Hurrah for the Court of Appeal.
Robin Miller is one of the 260,000 members of Worldmark, which is a California nonprofit mutual benefit corporation owned by its members (including Robin) and that owns vacation timeshares. The California Corporations Code entitles members of such groups to obtain the fellow names and addresses of its members for purposes reasonably related to the group, and that's exactly what Miller wants to do, since she wants to propose some bylaws changes.
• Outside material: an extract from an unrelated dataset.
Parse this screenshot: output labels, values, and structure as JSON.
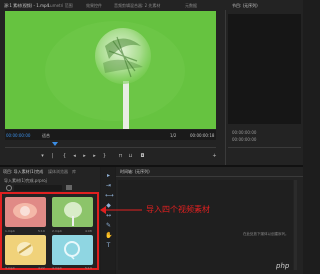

Worldmark communicates with its members via e-mail, so Miller asks for the e-mail addresses. Worldmark says "No." Miller says: "Look, I just want to circulate this proposal, I'm not looking to spam people. If you want, I'll give you my proposal and you circulate it to the people via their e-mail addresses." Worldmark says: "No." Miller says: "Seriously, I'm expressly entitled to this stuff under the California Corporations Code, and for good reason." But Worldmark says: "Okay, I'll tell you what. We communicate with our members via e-mail, but the only addresses we're going to give you are their snail mail addresses. So good luck spending the quarter million dollars mailing things out on your piddly bylaws change while we communicate for free."
So Miller sues. The trial court agrees with Worldmark, so Miller seeks relief from the Court of Appeal. Which looks like it may be leaning Miller's way, and grants a stay and some provisional relief. At which point Worldmark continues its obstruction and obtains a (potentially collusive) Florida judgment in which Worldmark was a "defendant" that ostensibly precludes Worldmark from releasing any e-mail addresses. A final judgment that took all of nine days for the plaintiffs to obtain after filing suit, and that coincidentally happened right when the California Court of Appeal was on the case and looking to grant Miller's request for e-mail addresses. Worldmark really fought that one tooth and nail, eh?
Worldmark attempts to throw additional roadblocks in the way of Miller's request as well, but the Court of Appeal rejects them all. "Addresses" for proxy materials include e-mail addresses in the modern era, particularly when the company has that information and itself communicates that way. Expensive snail mail is both unnecessary and not a reasonable alternative, especially in a context in which the defendant -- as here -- seems like it's being deliberately obstreperous.
Seems right to me.